Strengthen your practice of ministry by developing your capacity in critical biblical and theological reflection, reliable social research and cultural discernment, and missional vision and practice in ministry. Tailored learning units, peer collegiality, faculty mentoring, and annual on-campus seminars will nourish these capacities for learning and ministry leadership growth.

What makes Western Distinctive?



Over the course of three years, participants gather with peers and faculty members for 2-week annual seminars in May to provide a context for nourishing these capacities.

You will identify learning goals clearly rooted in needs for learning and growth in your ministry setting. Your faculty mentors and peers will help you design personally tailored learning units. These units form the core of your learning activities in a defined arena of ministry practice, culminating in a ministry project.

Personal Attention

kyle&DMin students.jpg

Rev. Dr. Kyle J.A. Small directs the D.Min. program. Dr. Small is the Associate Professor of Christian Leadership and the Associate Dean. He also directs WTS's Master of Divinity programs. Dr. Small is available to help you discern whether a D.Min. program of study is right for you at this time and whether this particular style of program will enhance your learning.

Contact kyle.small@westernsem.edu or 800.392.8554, ext.134.

Commitment to Academic Excellence


The self-designed learning encourages growth at four levels simultaneously:

  • Who you are as a person (emotional and psychological formation)
  • Who you are as a child of God (spiritual and ecclesial formation)
  • What you do (skills formation)
  • What you know (intellectual formation)

Following the third seminar and the completion of five learning units, you will complete a carefully designed project/dissertation, engaging in some practice of ministry shaped by what you have learned in the program and demonstrating that you have met the stated goals of the program. All phases of the program are outlined in detail in the D.Min. Handbook.


reggie-smith.jpg Rev. Dr. Reggie Smith

Pastor, Roosevelt Park CRC, Grand Rapids, MI

One of the things I was looking for in any Doctor of Ministry program was a sense that the professors would be there for me. Western’s professors were interested in my formation as a pastor.

The program maintained a careful balance with constructive feedback on my learning units and creative freedom to pursue the areas that fed my soul and heart in ministry.

The D.Min. program at WTS was not about getting a degree, but making new friends and walking together to lead the most creative thing in the world—the local congregation.”

Courses and Application Requirements

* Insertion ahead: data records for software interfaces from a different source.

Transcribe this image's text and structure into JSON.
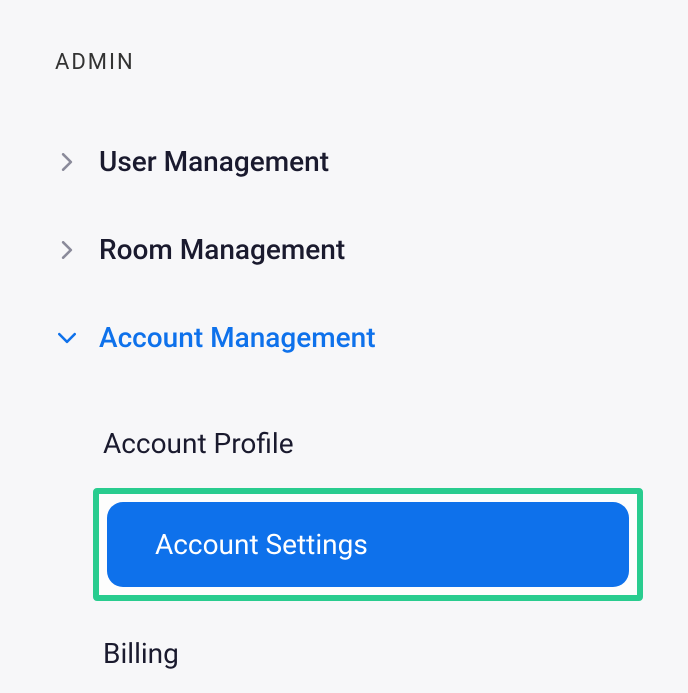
{
  "sidebar": {
    "section_header": "ADMIN",
    "items": [
      {
        "label": "User Management",
        "expanded": false
      },
      {
        "label": "Room Management",
        "expanded": false
      },
      {
        "label": "Account Management",
        "expanded": true
      }
    ],
    "sub_items": [
      {
        "label": "Account Profile",
        "active": false
      },
      {
        "label": "Account Settings",
        "active": true
      },
      {
        "label": "Billing",
        "active": false
      }
    ]
  }
}
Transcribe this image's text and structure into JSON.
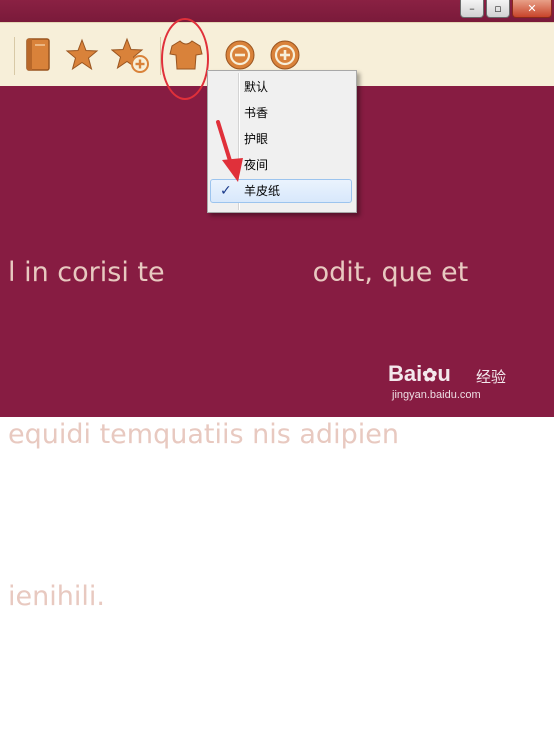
{
  "window": {
    "minimize_glyph": "–",
    "maximize_glyph": "▫",
    "close_glyph": "✕"
  },
  "colors": {
    "theme_background": "#871c42",
    "theme_text": "#e8c9c0",
    "toolbar_background": "#f7efd9",
    "icon_orange": "#d9823a",
    "annotation_red": "#e0303a"
  },
  "toolbar": {
    "icons": [
      "book-icon",
      "star-icon",
      "add-bookmark-star-icon",
      "shirt-theme-icon",
      "zoom-out-icon",
      "zoom-in-icon"
    ]
  },
  "content": {
    "lines": [
      "l in corisi te",
      "equidi temquatiis nis adipien",
      "ienihili."
    ],
    "line1_tail": "odit, que et"
  },
  "theme_menu": {
    "items": [
      {
        "label": "默认",
        "checked": false
      },
      {
        "label": "书香",
        "checked": false
      },
      {
        "label": "护眼",
        "checked": false
      },
      {
        "label": "夜间",
        "checked": false
      },
      {
        "label": "羊皮纸",
        "checked": true
      }
    ],
    "check_glyph": "✓"
  },
  "watermark": {
    "logo": "Bai",
    "logo_suffix": "经验",
    "url": "jingyan.baidu.com"
  }
}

  • Hold a M.Div. degree or its educational equivalent
  • Have at least three years of ministry experience since the M.Div. was completed.
  • Have at least one year of experience in the current ministry setting.
  • Be prepared to participate in seminars for two weeks in May/June in each of the next three years.
  • Application must be completed by January 15 (Cohort begins in May).

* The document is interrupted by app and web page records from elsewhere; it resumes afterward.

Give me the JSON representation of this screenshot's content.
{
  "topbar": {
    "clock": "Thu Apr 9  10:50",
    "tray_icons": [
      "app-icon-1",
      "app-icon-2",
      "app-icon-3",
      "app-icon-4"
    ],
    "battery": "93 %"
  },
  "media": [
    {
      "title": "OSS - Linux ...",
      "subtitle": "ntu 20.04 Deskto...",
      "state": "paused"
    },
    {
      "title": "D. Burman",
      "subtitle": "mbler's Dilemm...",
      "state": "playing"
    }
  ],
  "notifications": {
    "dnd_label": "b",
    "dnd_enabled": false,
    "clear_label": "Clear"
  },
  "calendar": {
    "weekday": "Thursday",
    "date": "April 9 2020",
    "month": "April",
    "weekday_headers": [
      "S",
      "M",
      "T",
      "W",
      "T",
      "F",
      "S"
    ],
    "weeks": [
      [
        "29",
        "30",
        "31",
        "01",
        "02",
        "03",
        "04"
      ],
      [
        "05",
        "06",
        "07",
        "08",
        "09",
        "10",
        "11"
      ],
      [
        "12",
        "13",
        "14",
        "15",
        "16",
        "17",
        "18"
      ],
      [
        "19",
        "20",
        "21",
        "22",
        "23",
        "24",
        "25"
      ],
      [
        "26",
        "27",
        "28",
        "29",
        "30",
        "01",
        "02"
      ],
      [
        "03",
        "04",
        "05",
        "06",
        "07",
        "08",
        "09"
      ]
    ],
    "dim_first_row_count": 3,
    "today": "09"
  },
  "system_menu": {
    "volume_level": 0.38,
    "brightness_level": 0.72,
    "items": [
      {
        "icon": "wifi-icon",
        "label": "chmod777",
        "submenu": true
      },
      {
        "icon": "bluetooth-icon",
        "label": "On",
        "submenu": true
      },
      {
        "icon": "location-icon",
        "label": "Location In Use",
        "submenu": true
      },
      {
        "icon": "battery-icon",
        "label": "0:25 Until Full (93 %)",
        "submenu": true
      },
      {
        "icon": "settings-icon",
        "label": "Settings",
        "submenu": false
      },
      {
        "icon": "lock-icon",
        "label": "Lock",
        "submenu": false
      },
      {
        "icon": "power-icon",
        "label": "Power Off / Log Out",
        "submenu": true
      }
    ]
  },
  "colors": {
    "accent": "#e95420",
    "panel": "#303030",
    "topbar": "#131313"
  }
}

Sequence of Courses

DM810 Orientation Seminar

Introduces major components of the program. During the seminar, students refine their program of study and work on designing learning units. Meets for two weeks in May; 4 cr

Learning Units

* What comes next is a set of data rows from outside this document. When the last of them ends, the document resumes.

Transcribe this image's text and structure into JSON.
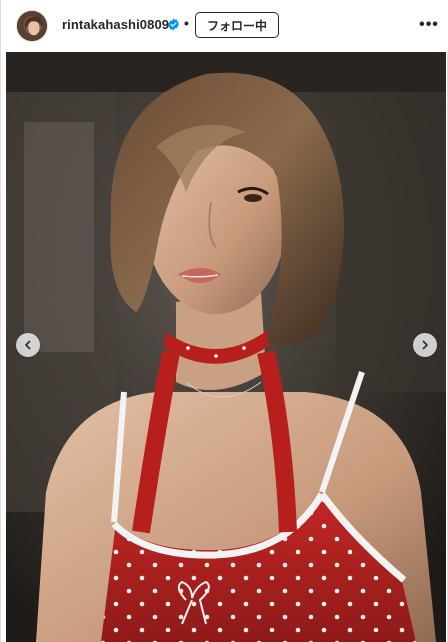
{
  "post": {
    "username": "rintakahashi0809",
    "separator": "•",
    "follow_label": "フォロー中",
    "more_label": "•••"
  },
  "icons": {
    "verified": "verified-badge-icon",
    "prev": "chevron-left-icon",
    "next": "chevron-right-icon",
    "more": "more-options-icon"
  },
  "colors": {
    "verified_blue": "#0095f6",
    "dress_red": "#b5201f",
    "text_dark": "#262626"
  }
}
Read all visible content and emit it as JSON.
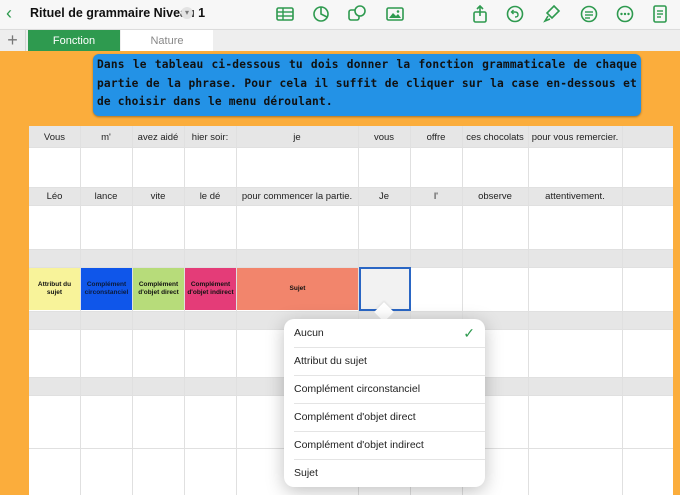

Learning units are primary building blocks of the D.Min. program. A learning unit is a specific action-reflection exercise that furthers the candidate’s knowledge, skill, and personal competence in ministry in a specific discipline with carefully defined objectives related to the overall program goal. Students develop and complete five learning units.

DM820 Candidate Seminar

Begins the second year of the program, culminating and integrating the first year’s work and providing a foundation for the second year. Meets for two weeks in May; 4 cr

DM830 Project Seminar

Begins the third year, in which students design a project based upon their first two years’ work. Students are expected to have completed four learning units prior to entering this seminar. Meets for two weeks in May; 4 cr

DM840 Project

Design and execution of a project is the final stage of the D.Min. program. The D.Min. project consists of an original investigation or activity in ministry and affords students an opportunity to develop a mature practice of ministry characterized by careful scholarship. 12 cr

Western Theological Seminary

Student Links